▶ EXERCISE DESCRIPTION:
Give back the data exactly, with no images.

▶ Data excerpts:
================================
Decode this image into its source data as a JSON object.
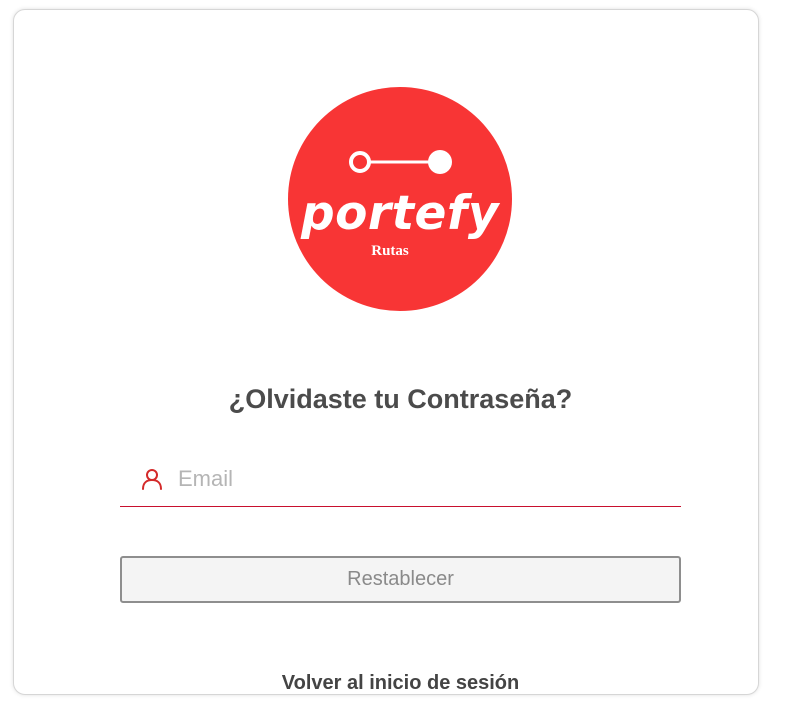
{
  "logo": {
    "brand": "portefy",
    "subtitle": "Rutas",
    "circle_color": "#f83535"
  },
  "form": {
    "title": "¿Olvidaste tu Contraseña?",
    "email": {
      "icon": "user-icon",
      "placeholder": "Email",
      "value": "",
      "underline_color": "#c8102e"
    },
    "submit_label": "Restablecer",
    "back_link_label": "Volver al inicio de sesión"
  }
}
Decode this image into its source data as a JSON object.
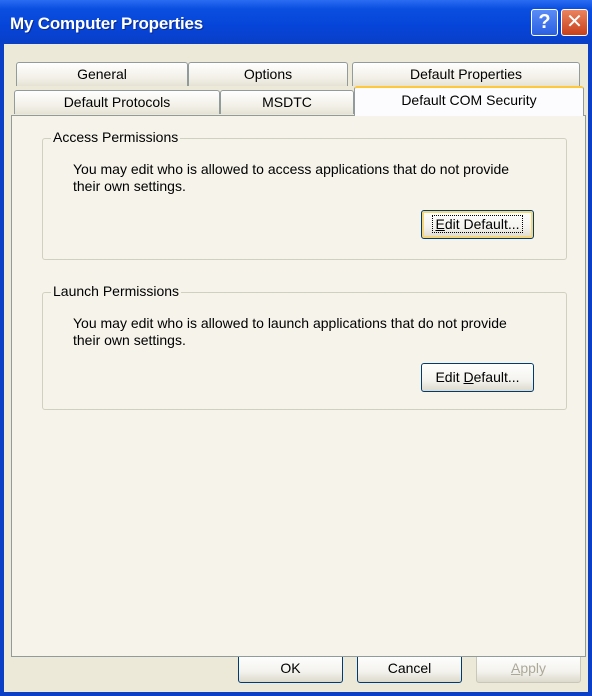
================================
▶ ANSWER TO THIS EXERCISE:
Decode this image into its source data as a JSON object.
{
  "logo": {
    "brand": "portefy",
    "subtitle": "Rutas",
    "circle_color": "#f83535"
  },
  "form": {
    "title": "¿Olvidaste tu Contraseña?",
    "email": {
      "icon": "user-icon",
      "placeholder": "Email",
      "value": "",
      "underline_color": "#c8102e"
    },
    "submit_label": "Restablecer",
    "back_link_label": "Volver al inicio de sesión"
  }
}
Decode this image into its source data as a JSON object.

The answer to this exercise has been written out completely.